Capacity markets were originally designed to meet peak power demand, but with more intermittent wind and solar coming online, resources that offer grid flexibility need to be acquired, she said.
Also, the recent extreme weather struggles revealed that gas-fired power plants are less reliable than many people believe, according to Welton.
“It is time to step back and ask ‘what is it that we're trying to buy and are we actually getting the products that consumers are paying plenty for?’” she said.
That doesn’t mean bifurcating markets between renewables and natural gas, Welton said. “I think it means asking what kinds of various resources, maybe it's natural gas, maybe it's geothermal, maybe it's storage, can deliver the flexibility that we need to meet our system-wide goals, and then paying for that,” she said.
Christie’s idea of having utilities supply their own capacity more and only relying on capacity markets to make up for any residual capacity needs may make sense, according to Casey Roberts, a senior attorney at the Sierra Club.

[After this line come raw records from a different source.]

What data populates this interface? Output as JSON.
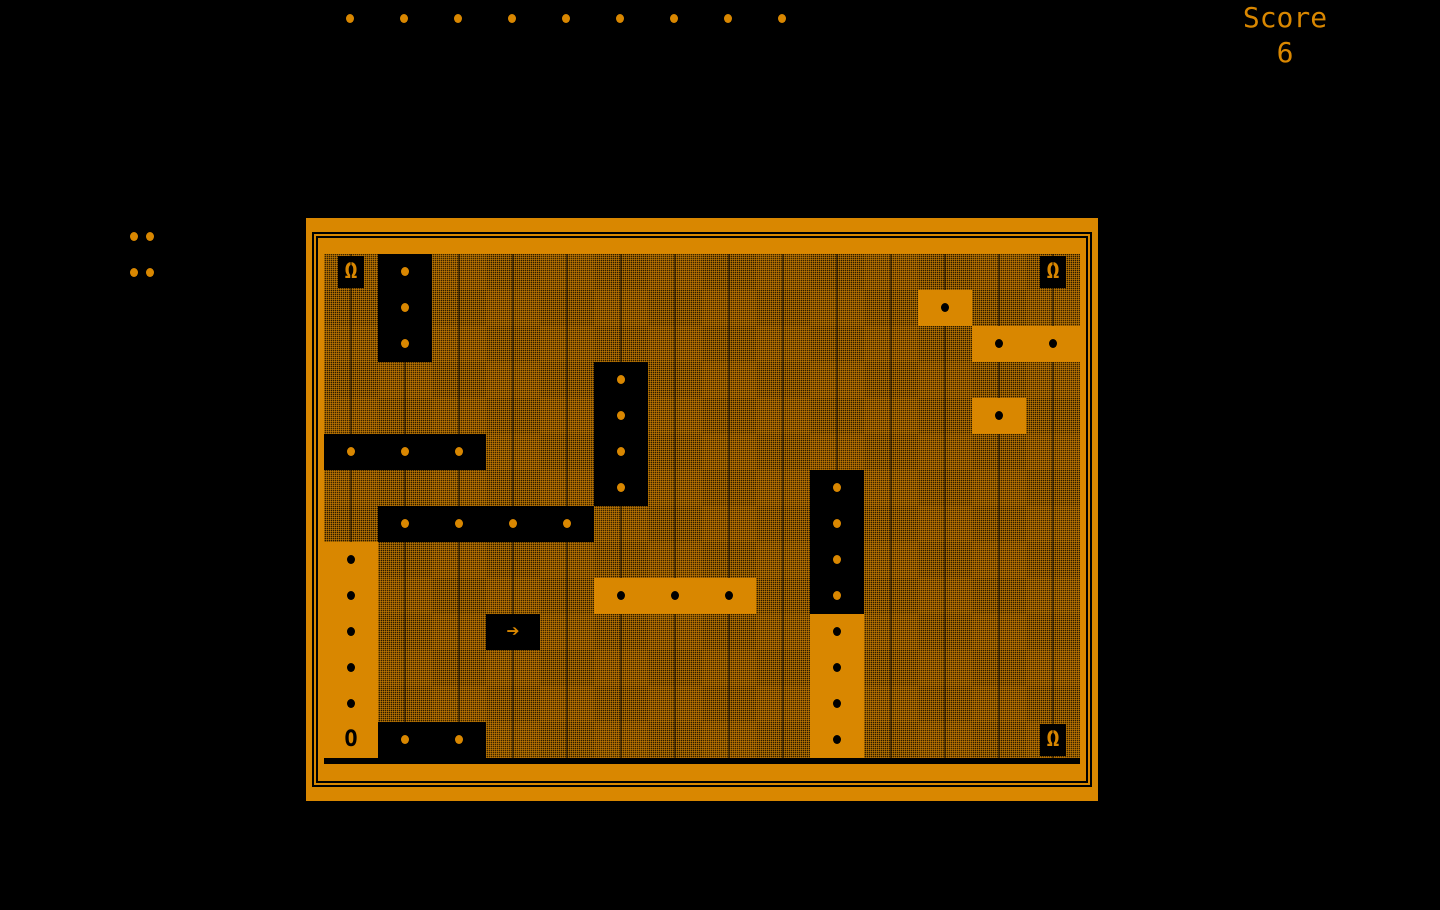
{
  "score": {
    "label": "Score",
    "value": "6"
  },
  "colors": {
    "amber": "#d98700",
    "background": "#000000",
    "fill_dark": "#2a1a00"
  },
  "top_row_dots": 9,
  "lives_remaining": 4,
  "board": {
    "columns": 14,
    "rows": 14,
    "legend": {
      "f": "filled-tile",
      "c": "cleared-path",
      "l": "lit-path"
    },
    "symbols": {
      "dot": "pellet",
      "gate": "Ω",
      "ring": "O",
      "arrow": "➔"
    },
    "tiles": [
      [
        "f",
        "c",
        "f",
        "f",
        "f",
        "f",
        "f",
        "f",
        "f",
        "f",
        "f",
        "f",
        "f",
        "f"
      ],
      [
        "f",
        "c",
        "f",
        "f",
        "f",
        "f",
        "f",
        "f",
        "f",
        "f",
        "f",
        "l",
        "f",
        "f"
      ],
      [
        "f",
        "c",
        "f",
        "f",
        "f",
        "f",
        "f",
        "f",
        "f",
        "f",
        "f",
        "f",
        "l",
        "l"
      ],
      [
        "f",
        "f",
        "f",
        "f",
        "f",
        "c",
        "f",
        "f",
        "f",
        "f",
        "f",
        "f",
        "f",
        "f"
      ],
      [
        "f",
        "f",
        "f",
        "f",
        "f",
        "c",
        "f",
        "f",
        "f",
        "f",
        "f",
        "f",
        "l",
        "f"
      ],
      [
        "c",
        "c",
        "c",
        "f",
        "f",
        "c",
        "f",
        "f",
        "f",
        "f",
        "f",
        "f",
        "f",
        "f"
      ],
      [
        "f",
        "f",
        "f",
        "f",
        "f",
        "c",
        "f",
        "f",
        "f",
        "c",
        "f",
        "f",
        "f",
        "f"
      ],
      [
        "f",
        "c",
        "c",
        "c",
        "c",
        "f",
        "f",
        "f",
        "f",
        "c",
        "f",
        "f",
        "f",
        "f"
      ],
      [
        "l",
        "f",
        "f",
        "f",
        "f",
        "f",
        "f",
        "f",
        "f",
        "c",
        "f",
        "f",
        "f",
        "f"
      ],
      [
        "l",
        "f",
        "f",
        "f",
        "f",
        "l",
        "l",
        "l",
        "f",
        "c",
        "f",
        "f",
        "f",
        "f"
      ],
      [
        "l",
        "f",
        "f",
        "c",
        "f",
        "f",
        "f",
        "f",
        "f",
        "l",
        "f",
        "f",
        "f",
        "f"
      ],
      [
        "l",
        "f",
        "f",
        "f",
        "f",
        "f",
        "f",
        "f",
        "f",
        "l",
        "f",
        "f",
        "f",
        "f"
      ],
      [
        "l",
        "f",
        "f",
        "f",
        "f",
        "f",
        "f",
        "f",
        "f",
        "l",
        "f",
        "f",
        "f",
        "f"
      ],
      [
        "l",
        "c",
        "c",
        "f",
        "f",
        "f",
        "f",
        "f",
        "f",
        "l",
        "f",
        "f",
        "f",
        "f"
      ]
    ],
    "marks": [
      {
        "row": 0,
        "col": 0,
        "type": "gate"
      },
      {
        "row": 0,
        "col": 13,
        "type": "gate"
      },
      {
        "row": 13,
        "col": 13,
        "type": "gate"
      },
      {
        "row": 13,
        "col": 0,
        "type": "ring"
      },
      {
        "row": 10,
        "col": 3,
        "type": "arrow"
      },
      {
        "row": 0,
        "col": 1,
        "type": "dot"
      },
      {
        "row": 1,
        "col": 1,
        "type": "dot"
      },
      {
        "row": 2,
        "col": 1,
        "type": "dot"
      },
      {
        "row": 1,
        "col": 11,
        "type": "dot"
      },
      {
        "row": 2,
        "col": 12,
        "type": "dot"
      },
      {
        "row": 2,
        "col": 13,
        "type": "dot"
      },
      {
        "row": 3,
        "col": 5,
        "type": "dot"
      },
      {
        "row": 4,
        "col": 5,
        "type": "dot"
      },
      {
        "row": 5,
        "col": 5,
        "type": "dot"
      },
      {
        "row": 6,
        "col": 5,
        "type": "dot"
      },
      {
        "row": 4,
        "col": 12,
        "type": "dot"
      },
      {
        "row": 5,
        "col": 0,
        "type": "dot"
      },
      {
        "row": 5,
        "col": 1,
        "type": "dot"
      },
      {
        "row": 5,
        "col": 2,
        "type": "dot"
      },
      {
        "row": 6,
        "col": 9,
        "type": "dot"
      },
      {
        "row": 7,
        "col": 9,
        "type": "dot"
      },
      {
        "row": 8,
        "col": 9,
        "type": "dot"
      },
      {
        "row": 9,
        "col": 9,
        "type": "dot"
      },
      {
        "row": 7,
        "col": 1,
        "type": "dot"
      },
      {
        "row": 7,
        "col": 2,
        "type": "dot"
      },
      {
        "row": 7,
        "col": 3,
        "type": "dot"
      },
      {
        "row": 7,
        "col": 4,
        "type": "dot"
      },
      {
        "row": 8,
        "col": 0,
        "type": "dot"
      },
      {
        "row": 9,
        "col": 0,
        "type": "dot"
      },
      {
        "row": 10,
        "col": 0,
        "type": "dot"
      },
      {
        "row": 11,
        "col": 0,
        "type": "dot"
      },
      {
        "row": 12,
        "col": 0,
        "type": "dot"
      },
      {
        "row": 9,
        "col": 5,
        "type": "dot"
      },
      {
        "row": 9,
        "col": 6,
        "type": "dot"
      },
      {
        "row": 9,
        "col": 7,
        "type": "dot"
      },
      {
        "row": 10,
        "col": 9,
        "type": "dot"
      },
      {
        "row": 11,
        "col": 9,
        "type": "dot"
      },
      {
        "row": 12,
        "col": 9,
        "type": "dot"
      },
      {
        "row": 13,
        "col": 9,
        "type": "dot"
      },
      {
        "row": 13,
        "col": 1,
        "type": "dot"
      },
      {
        "row": 13,
        "col": 2,
        "type": "dot"
      }
    ]
  }
}
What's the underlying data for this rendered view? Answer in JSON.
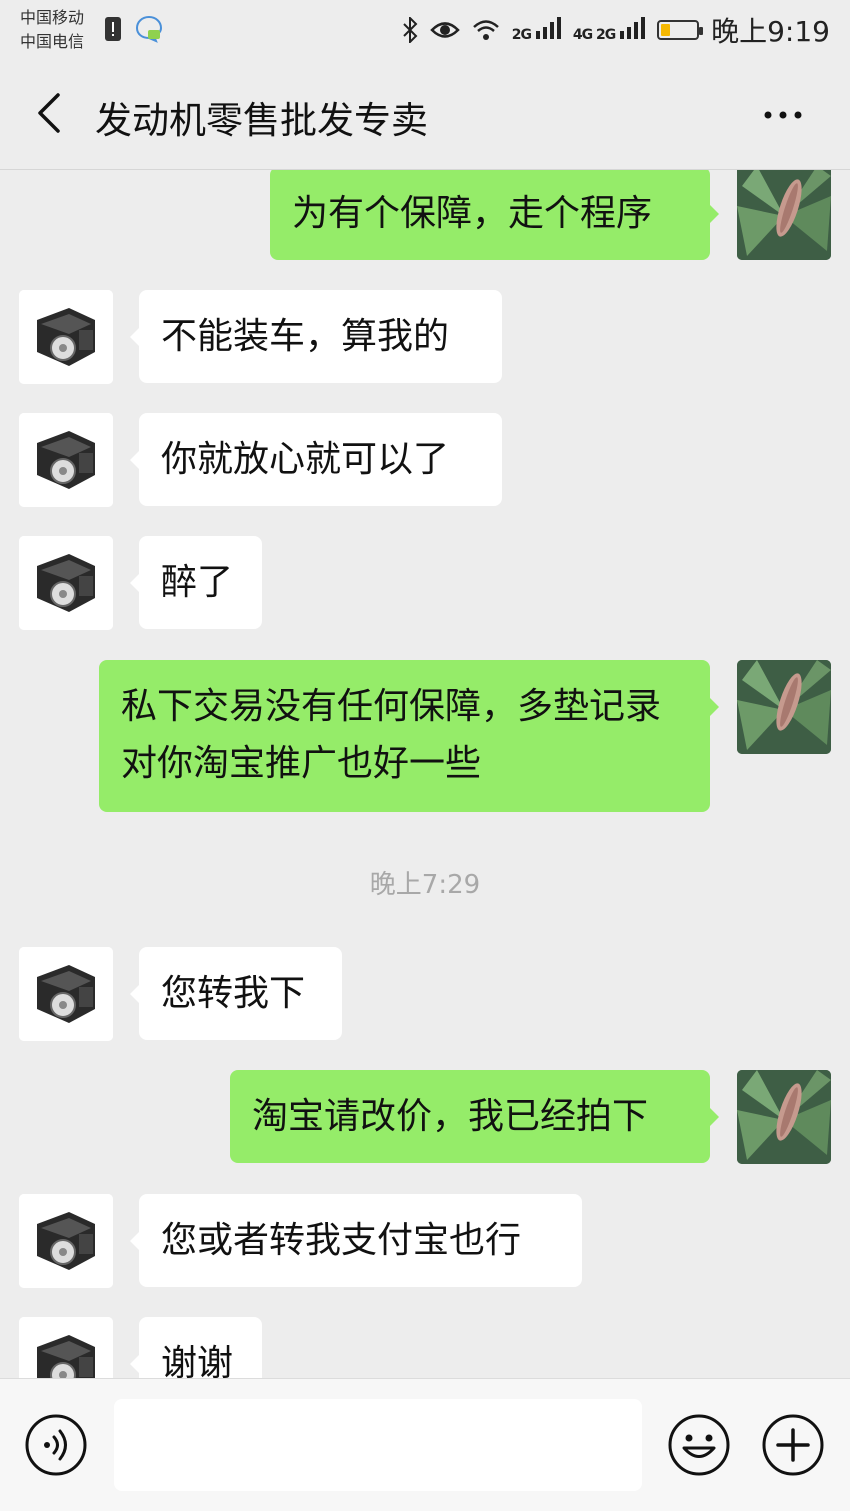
{
  "status_bar": {
    "carrier_1": "中国移动",
    "carrier_2": "中国电信",
    "signal_1": "2G",
    "signal_2": "4G 2G",
    "time": "晚上9:19"
  },
  "header": {
    "title": "发动机零售批发专卖"
  },
  "messages": [
    {
      "side": "out",
      "text": "为有个保障，走个程序"
    },
    {
      "side": "in",
      "text": "不能装车，算我的"
    },
    {
      "side": "in",
      "text": "你就放心就可以了"
    },
    {
      "side": "in",
      "text": "醉了"
    },
    {
      "side": "out",
      "text": "私下交易没有任何保障，多垫记录对你淘宝推广也好一些"
    },
    {
      "side": "in",
      "text": "您转我下"
    },
    {
      "side": "out",
      "text": "淘宝请改价，我已经拍下"
    },
    {
      "side": "in",
      "text": "您或者转我支付宝也行"
    },
    {
      "side": "in",
      "text": "谢谢"
    }
  ],
  "time_separator": "晚上7:29",
  "input": {
    "value": "",
    "placeholder": ""
  },
  "icons": {
    "back": "chevron-left-icon",
    "more": "more-dots-icon",
    "voice": "voice-icon",
    "emoji": "emoji-icon",
    "add": "plus-icon"
  },
  "colors": {
    "background": "#ededed",
    "outgoing_bubble": "#95ec69",
    "incoming_bubble": "#ffffff"
  }
}
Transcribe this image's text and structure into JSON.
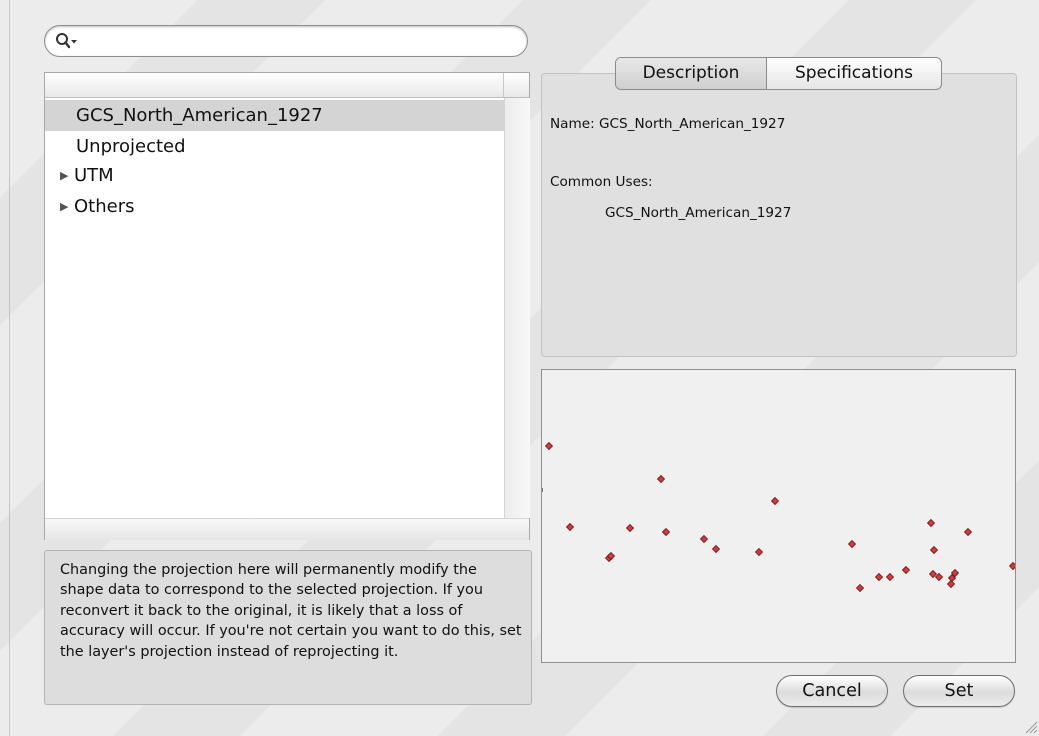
{
  "search": {
    "value": "",
    "placeholder": ""
  },
  "tree": {
    "items": [
      {
        "label": "GCS_North_American_1927",
        "selected": true,
        "expandable": false
      },
      {
        "label": "Unprojected",
        "selected": false,
        "expandable": false
      },
      {
        "label": "UTM",
        "selected": false,
        "expandable": true
      },
      {
        "label": "Others",
        "selected": false,
        "expandable": true
      }
    ]
  },
  "info_text": "Changing the projection here will permanently modify the shape data to correspond to the selected projection.  If you reconvert it back to the original, it is likely that a loss of accuracy will occur. If you're not certain you want to do this, set the layer's projection instead of reprojecting it.",
  "tabs": [
    {
      "label": "Description",
      "selected": true
    },
    {
      "label": "Specifications",
      "selected": false
    }
  ],
  "description": {
    "name_line": "Name: GCS_North_American_1927",
    "common_uses_label": "Common Uses:",
    "common_uses_value": "GCS_North_American_1927"
  },
  "buttons": {
    "cancel": "Cancel",
    "set": "Set"
  },
  "colors": {
    "point_fill": "#d43a3a",
    "point_stroke": "#6a1010",
    "selection": "#d4d4d4"
  }
}
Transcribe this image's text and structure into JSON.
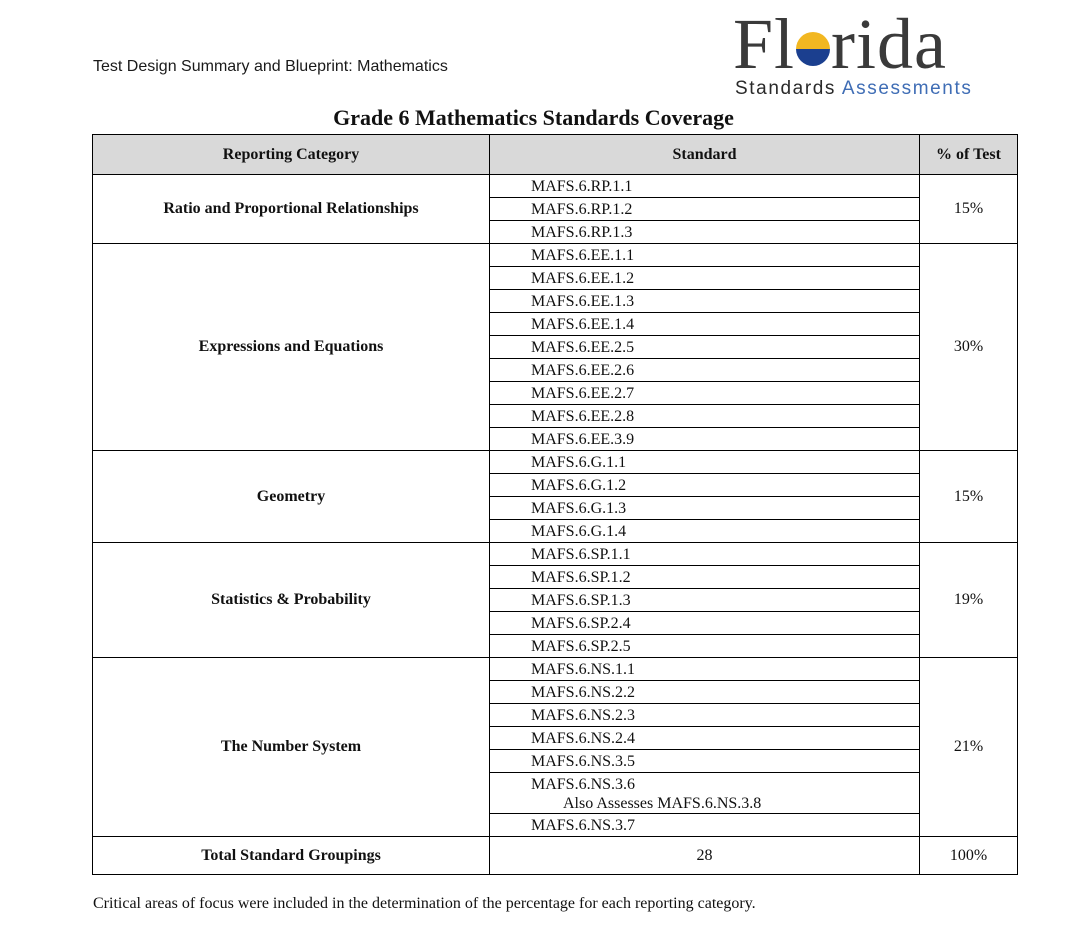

But independent market monitors guard consumers against the exercise of market power in the centralized markets, a protection that could be lost with increased bilateral trading, Roberts said.
Looking ahead, Christie’s article may indicate what he wants to discuss at the upcoming PJM capacity market forum, according to Roberts.
“It really pulls in the opposite direction from a lot of the other work that FERC has been doing, which has been trying to improve these centralized auctions,” she said. “It shows that the range of questions that we're going to be grappling with at that capacity market forum is just huge.”